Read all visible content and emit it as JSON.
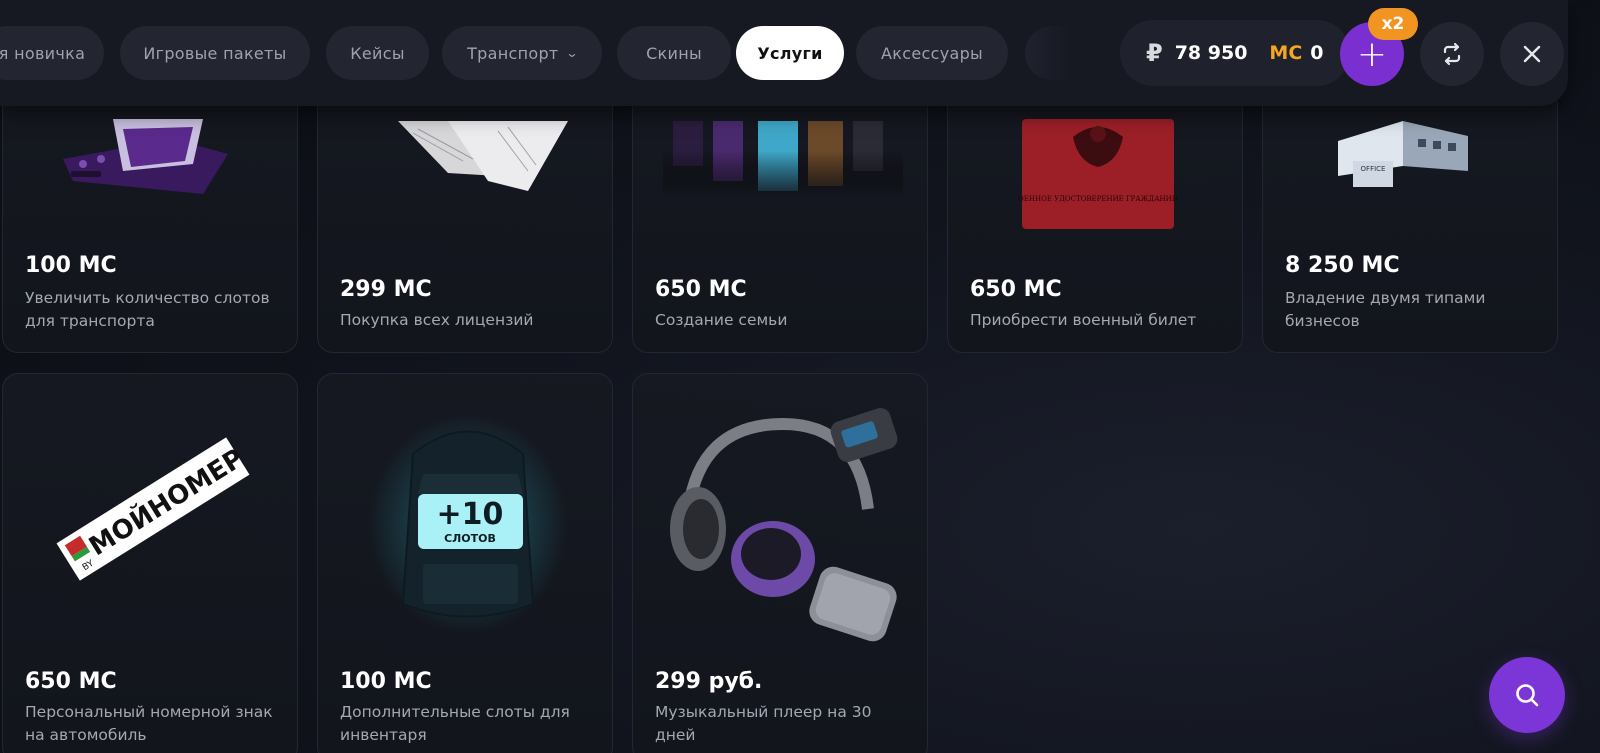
{
  "tabs": [
    {
      "label": "я новичка"
    },
    {
      "label": "Игровые пакеты"
    },
    {
      "label": "Кейсы"
    },
    {
      "label": "Транспорт",
      "chevron": "⌄"
    },
    {
      "label": "Скины"
    },
    {
      "label": "Услуги",
      "active": true
    },
    {
      "label": "Аксессуары"
    }
  ],
  "header": {
    "currency_icon": "₽",
    "rub_balance": "78 950",
    "ms_label": "MC",
    "ms_balance": "0",
    "plus_icon": "+",
    "multiplier_badge": "x2",
    "refresh_icon": "refresh-icon",
    "close_icon": "close-icon"
  },
  "cards": [
    {
      "price": "100 MC",
      "desc": "Увеличить количество слотов для транспорта",
      "icon": "garage-tablet-icon"
    },
    {
      "price": "299 MC",
      "desc": "Покупка всех лицензий",
      "icon": "documents-icon"
    },
    {
      "price": "650 MC",
      "desc": "Создание семьи",
      "icon": "family-icon"
    },
    {
      "price": "650 MC",
      "desc": "Приобрести военный билет",
      "icon": "military-id-icon",
      "doc_text": "ВОЕННОЕ УДОСТОВЕРЕНИЕ ГРАЖДАНИНА"
    },
    {
      "price": "8 250 MC",
      "desc": "Владение двумя типами бизнесов",
      "icon": "office-building-icon",
      "sign_text": "OFFICE"
    },
    {
      "price": "650 MC",
      "desc": "Персональный номерной знак на автомобиль",
      "icon": "license-plate-icon",
      "plate_text": "МОЙНОМЕР",
      "plate_country": "BY"
    },
    {
      "price": "100 MC",
      "desc": "Дополнительные слоты для инвентаря",
      "icon": "backpack-icon",
      "badge_big": "+10",
      "badge_small": "СЛОТОВ"
    },
    {
      "price": "299 руб.",
      "desc": "Музыкальный плеер на 30 дней",
      "icon": "headphones-player-icon"
    }
  ],
  "search_fab": {
    "icon": "search-icon"
  },
  "colors": {
    "accent_purple": "#7a2fd1",
    "accent_orange": "#f29422",
    "ms_gold": "#f5a623"
  }
}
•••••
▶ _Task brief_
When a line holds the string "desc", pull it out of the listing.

▶ _Output for this task_
      "desc": "Увеличить количество слотов для транспорта",
      "desc": "Покупка всех лицензий",
      "desc": "Создание семьи",
      "desc": "Приобрести военный билет",
      "desc": "Владение двумя типами бизнесов",
      "desc": "Персональный номерной знак на автомобиль",
      "desc": "Дополнительные слоты для инвентаря",
      "desc": "Музыкальный плеер на 30 дней",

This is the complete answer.